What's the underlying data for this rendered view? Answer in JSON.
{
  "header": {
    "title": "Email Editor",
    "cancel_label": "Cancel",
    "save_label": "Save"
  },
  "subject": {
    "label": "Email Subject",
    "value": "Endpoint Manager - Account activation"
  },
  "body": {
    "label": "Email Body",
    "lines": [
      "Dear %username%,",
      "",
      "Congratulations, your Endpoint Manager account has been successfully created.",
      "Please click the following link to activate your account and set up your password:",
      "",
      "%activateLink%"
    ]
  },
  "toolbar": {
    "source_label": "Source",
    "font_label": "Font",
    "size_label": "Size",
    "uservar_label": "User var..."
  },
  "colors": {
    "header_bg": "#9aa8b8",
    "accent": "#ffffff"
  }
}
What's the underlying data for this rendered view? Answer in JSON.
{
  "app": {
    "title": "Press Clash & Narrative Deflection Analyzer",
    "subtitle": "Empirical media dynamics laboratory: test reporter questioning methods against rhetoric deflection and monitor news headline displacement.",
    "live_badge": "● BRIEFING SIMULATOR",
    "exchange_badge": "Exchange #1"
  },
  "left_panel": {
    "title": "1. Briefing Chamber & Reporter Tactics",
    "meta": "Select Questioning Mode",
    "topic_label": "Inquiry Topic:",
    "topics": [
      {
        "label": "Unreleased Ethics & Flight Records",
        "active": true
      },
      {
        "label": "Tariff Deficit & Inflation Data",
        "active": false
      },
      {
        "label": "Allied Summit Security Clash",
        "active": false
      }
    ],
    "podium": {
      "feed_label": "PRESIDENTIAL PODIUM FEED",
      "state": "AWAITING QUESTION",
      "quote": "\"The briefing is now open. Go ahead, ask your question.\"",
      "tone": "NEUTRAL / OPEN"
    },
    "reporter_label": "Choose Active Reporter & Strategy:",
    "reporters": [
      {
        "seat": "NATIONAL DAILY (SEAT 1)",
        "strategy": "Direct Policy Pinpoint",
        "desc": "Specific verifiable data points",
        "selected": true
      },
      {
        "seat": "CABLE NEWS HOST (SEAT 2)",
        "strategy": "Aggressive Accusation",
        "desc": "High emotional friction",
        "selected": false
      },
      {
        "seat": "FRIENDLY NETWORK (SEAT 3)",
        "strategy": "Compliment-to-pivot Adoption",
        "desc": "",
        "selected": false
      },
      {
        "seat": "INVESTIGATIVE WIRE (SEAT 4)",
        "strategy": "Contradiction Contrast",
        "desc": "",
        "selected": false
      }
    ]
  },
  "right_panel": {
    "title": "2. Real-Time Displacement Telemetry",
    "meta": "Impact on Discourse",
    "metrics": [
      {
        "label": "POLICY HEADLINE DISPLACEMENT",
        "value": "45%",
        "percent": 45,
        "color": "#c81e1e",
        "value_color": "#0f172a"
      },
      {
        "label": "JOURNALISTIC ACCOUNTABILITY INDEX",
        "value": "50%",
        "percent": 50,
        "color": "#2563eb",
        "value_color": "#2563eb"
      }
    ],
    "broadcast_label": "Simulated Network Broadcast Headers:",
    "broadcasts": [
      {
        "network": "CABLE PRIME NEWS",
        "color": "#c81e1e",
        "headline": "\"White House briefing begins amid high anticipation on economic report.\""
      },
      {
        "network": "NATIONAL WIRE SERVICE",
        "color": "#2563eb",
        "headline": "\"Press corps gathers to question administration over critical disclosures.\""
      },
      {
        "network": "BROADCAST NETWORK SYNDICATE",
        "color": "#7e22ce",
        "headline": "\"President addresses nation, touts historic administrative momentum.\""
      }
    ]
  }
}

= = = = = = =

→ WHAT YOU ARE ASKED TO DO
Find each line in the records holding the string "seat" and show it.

→ RESULT
        "seat": "NATIONAL DAILY (SEAT 1)",
        "seat": "CABLE NEWS HOST (SEAT 2)",
        "seat": "FRIENDLY NETWORK (SEAT 3)",
        "seat": "INVESTIGATIVE WIRE (SEAT 4)",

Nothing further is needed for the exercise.